ASSIGNED TASK. Restate each record word for word, from the first to the last.

Items listed in a dataset
******

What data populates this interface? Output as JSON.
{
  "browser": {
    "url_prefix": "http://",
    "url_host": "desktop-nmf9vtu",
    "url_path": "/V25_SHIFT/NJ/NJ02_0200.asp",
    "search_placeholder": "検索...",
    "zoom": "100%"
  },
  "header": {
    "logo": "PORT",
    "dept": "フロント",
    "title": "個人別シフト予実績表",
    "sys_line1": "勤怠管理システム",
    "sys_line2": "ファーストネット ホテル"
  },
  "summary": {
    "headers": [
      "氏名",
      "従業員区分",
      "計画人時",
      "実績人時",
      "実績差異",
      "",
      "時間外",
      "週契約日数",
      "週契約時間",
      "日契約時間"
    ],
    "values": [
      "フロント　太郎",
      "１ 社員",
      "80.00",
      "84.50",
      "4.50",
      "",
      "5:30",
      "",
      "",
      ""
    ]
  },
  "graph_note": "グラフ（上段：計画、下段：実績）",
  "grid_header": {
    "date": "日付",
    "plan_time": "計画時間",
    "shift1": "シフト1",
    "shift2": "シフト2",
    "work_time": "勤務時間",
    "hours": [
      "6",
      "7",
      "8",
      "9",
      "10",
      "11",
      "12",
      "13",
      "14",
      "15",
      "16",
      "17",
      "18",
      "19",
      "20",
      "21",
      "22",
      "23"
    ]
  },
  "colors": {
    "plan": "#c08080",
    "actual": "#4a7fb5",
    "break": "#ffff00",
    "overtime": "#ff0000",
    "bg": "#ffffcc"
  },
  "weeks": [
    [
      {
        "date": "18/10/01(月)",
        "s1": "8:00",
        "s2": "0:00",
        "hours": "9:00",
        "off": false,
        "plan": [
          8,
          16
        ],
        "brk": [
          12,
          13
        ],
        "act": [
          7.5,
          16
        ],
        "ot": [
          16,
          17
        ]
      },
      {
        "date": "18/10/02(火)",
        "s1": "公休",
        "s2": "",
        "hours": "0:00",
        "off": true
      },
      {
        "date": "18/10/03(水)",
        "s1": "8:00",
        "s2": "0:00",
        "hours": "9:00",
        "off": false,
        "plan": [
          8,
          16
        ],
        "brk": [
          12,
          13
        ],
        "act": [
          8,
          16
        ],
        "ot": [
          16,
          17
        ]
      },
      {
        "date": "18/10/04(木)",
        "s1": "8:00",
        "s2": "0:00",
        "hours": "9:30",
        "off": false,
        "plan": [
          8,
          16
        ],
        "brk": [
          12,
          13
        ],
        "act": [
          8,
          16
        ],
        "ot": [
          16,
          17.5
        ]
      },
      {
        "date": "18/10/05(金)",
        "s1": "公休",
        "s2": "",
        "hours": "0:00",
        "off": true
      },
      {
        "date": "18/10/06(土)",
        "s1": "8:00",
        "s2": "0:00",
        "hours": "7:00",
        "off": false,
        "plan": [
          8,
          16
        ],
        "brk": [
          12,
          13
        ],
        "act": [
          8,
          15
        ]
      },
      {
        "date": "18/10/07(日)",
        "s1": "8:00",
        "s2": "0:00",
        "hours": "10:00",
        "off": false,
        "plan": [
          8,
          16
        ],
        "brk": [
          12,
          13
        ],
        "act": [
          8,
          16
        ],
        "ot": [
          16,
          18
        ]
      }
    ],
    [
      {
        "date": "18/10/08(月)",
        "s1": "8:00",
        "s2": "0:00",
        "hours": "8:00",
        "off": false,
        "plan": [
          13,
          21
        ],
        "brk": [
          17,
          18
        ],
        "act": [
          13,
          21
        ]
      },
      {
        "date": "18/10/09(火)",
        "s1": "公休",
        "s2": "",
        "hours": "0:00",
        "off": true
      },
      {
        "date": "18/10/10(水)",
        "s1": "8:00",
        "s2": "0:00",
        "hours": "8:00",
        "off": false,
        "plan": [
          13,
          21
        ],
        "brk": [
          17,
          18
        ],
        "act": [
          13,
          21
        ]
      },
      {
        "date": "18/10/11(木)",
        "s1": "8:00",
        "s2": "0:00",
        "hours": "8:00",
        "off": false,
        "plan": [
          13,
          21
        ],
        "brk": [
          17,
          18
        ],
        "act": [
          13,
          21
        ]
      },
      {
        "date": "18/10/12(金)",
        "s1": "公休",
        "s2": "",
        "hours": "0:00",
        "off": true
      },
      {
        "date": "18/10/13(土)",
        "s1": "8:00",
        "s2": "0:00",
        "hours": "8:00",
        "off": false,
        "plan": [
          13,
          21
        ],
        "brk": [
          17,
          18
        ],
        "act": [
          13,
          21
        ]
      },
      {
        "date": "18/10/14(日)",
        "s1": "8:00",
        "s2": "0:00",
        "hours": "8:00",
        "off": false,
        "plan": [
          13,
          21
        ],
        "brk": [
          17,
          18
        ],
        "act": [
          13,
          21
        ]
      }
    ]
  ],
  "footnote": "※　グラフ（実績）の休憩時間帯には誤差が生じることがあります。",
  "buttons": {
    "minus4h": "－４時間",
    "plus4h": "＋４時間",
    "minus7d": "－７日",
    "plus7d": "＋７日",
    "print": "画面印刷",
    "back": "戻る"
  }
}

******

EXERCISE RESPONSE.
What data populates this interface? Output as JSON.
{
  "browser": {
    "url_prefix": "http://",
    "url_host": "desktop-nmf9vtu",
    "url_path": "/V25_SHIFT/NJ/NJ02_0200.asp",
    "search_placeholder": "検索...",
    "zoom": "100%"
  },
  "header": {
    "logo": "PORT",
    "dept": "フロント",
    "title": "個人別シフト予実績表",
    "sys_line1": "勤怠管理システム",
    "sys_line2": "ファーストネット ホテル"
  },
  "summary": {
    "headers": [
      "氏名",
      "従業員区分",
      "計画人時",
      "実績人時",
      "実績差異",
      "",
      "時間外",
      "週契約日数",
      "週契約時間",
      "日契約時間"
    ],
    "values": [
      "フロント　太郎",
      "１ 社員",
      "80.00",
      "84.50",
      "4.50",
      "",
      "5:30",
      "",
      "",
      ""
    ]
  },
  "graph_note": "グラフ（上段：計画、下段：実績）",
  "grid_header": {
    "date": "日付",
    "plan_time": "計画時間",
    "shift1": "シフト1",
    "shift2": "シフト2",
    "work_time": "勤務時間",
    "hours": [
      "6",
      "7",
      "8",
      "9",
      "10",
      "11",
      "12",
      "13",
      "14",
      "15",
      "16",
      "17",
      "18",
      "19",
      "20",
      "21",
      "22",
      "23"
    ]
  },
  "colors": {
    "plan": "#c08080",
    "actual": "#4a7fb5",
    "break": "#ffff00",
    "overtime": "#ff0000",
    "bg": "#ffffcc"
  },
  "weeks": [
    [
      {
        "date": "18/10/01(月)",
        "s1": "8:00",
        "s2": "0:00",
        "hours": "9:00",
        "off": false,
        "plan": [
          8,
          16
        ],
        "brk": [
          12,
          13
        ],
        "act": [
          7.5,
          16
        ],
        "ot": [
          16,
          17
        ]
      },
      {
        "date": "18/10/02(火)",
        "s1": "公休",
        "s2": "",
        "hours": "0:00",
        "off": true
      },
      {
        "date": "18/10/03(水)",
        "s1": "8:00",
        "s2": "0:00",
        "hours": "9:00",
        "off": false,
        "plan": [
          8,
          16
        ],
        "brk": [
          12,
          13
        ],
        "act": [
          8,
          16
        ],
        "ot": [
          16,
          17
        ]
      },
      {
        "date": "18/10/04(木)",
        "s1": "8:00",
        "s2": "0:00",
        "hours": "9:30",
        "off": false,
        "plan": [
          8,
          16
        ],
        "brk": [
          12,
          13
        ],
        "act": [
          8,
          16
        ],
        "ot": [
          16,
          17.5
        ]
      },
      {
        "date": "18/10/05(金)",
        "s1": "公休",
        "s2": "",
        "hours": "0:00",
        "off": true
      },
      {
        "date": "18/10/06(土)",
        "s1": "8:00",
        "s2": "0:00",
        "hours": "7:00",
        "off": false,
        "plan": [
          8,
          16
        ],
        "brk": [
          12,
          13
        ],
        "act": [
          8,
          15
        ]
      },
      {
        "date": "18/10/07(日)",
        "s1": "8:00",
        "s2": "0:00",
        "hours": "10:00",
        "off": false,
        "plan": [
          8,
          16
        ],
        "brk": [
          12,
          13
        ],
        "act": [
          8,
          16
        ],
        "ot": [
          16,
          18
        ]
      }
    ],
    [
      {
        "date": "18/10/08(月)",
        "s1": "8:00",
        "s2": "0:00",
        "hours": "8:00",
        "off": false,
        "plan": [
          13,
          21
        ],
        "brk": [
          17,
          18
        ],
        "act": [
          13,
          21
        ]
      },
      {
        "date": "18/10/09(火)",
        "s1": "公休",
        "s2": "",
        "hours": "0:00",
        "off": true
      },
      {
        "date": "18/10/10(水)",
        "s1": "8:00",
        "s2": "0:00",
        "hours": "8:00",
        "off": false,
        "plan": [
          13,
          21
        ],
        "brk": [
          17,
          18
        ],
        "act": [
          13,
          21
        ]
      },
      {
        "date": "18/10/11(木)",
        "s1": "8:00",
        "s2": "0:00",
        "hours": "8:00",
        "off": false,
        "plan": [
          13,
          21
        ],
        "brk": [
          17,
          18
        ],
        "act": [
          13,
          21
        ]
      },
      {
        "date": "18/10/12(金)",
        "s1": "公休",
        "s2": "",
        "hours": "0:00",
        "off": true
      },
      {
        "date": "18/10/13(土)",
        "s1": "8:00",
        "s2": "0:00",
        "hours": "8:00",
        "off": false,
        "plan": [
          13,
          21
        ],
        "brk": [
          17,
          18
        ],
        "act": [
          13,
          21
        ]
      },
      {
        "date": "18/10/14(日)",
        "s1": "8:00",
        "s2": "0:00",
        "hours": "8:00",
        "off": false,
        "plan": [
          13,
          21
        ],
        "brk": [
          17,
          18
        ],
        "act": [
          13,
          21
        ]
      }
    ]
  ],
  "footnote": "※　グラフ（実績）の休憩時間帯には誤差が生じることがあります。",
  "buttons": {
    "minus4h": "－４時間",
    "plus4h": "＋４時間",
    "minus7d": "－７日",
    "plus7d": "＋７日",
    "print": "画面印刷",
    "back": "戻る"
  }
}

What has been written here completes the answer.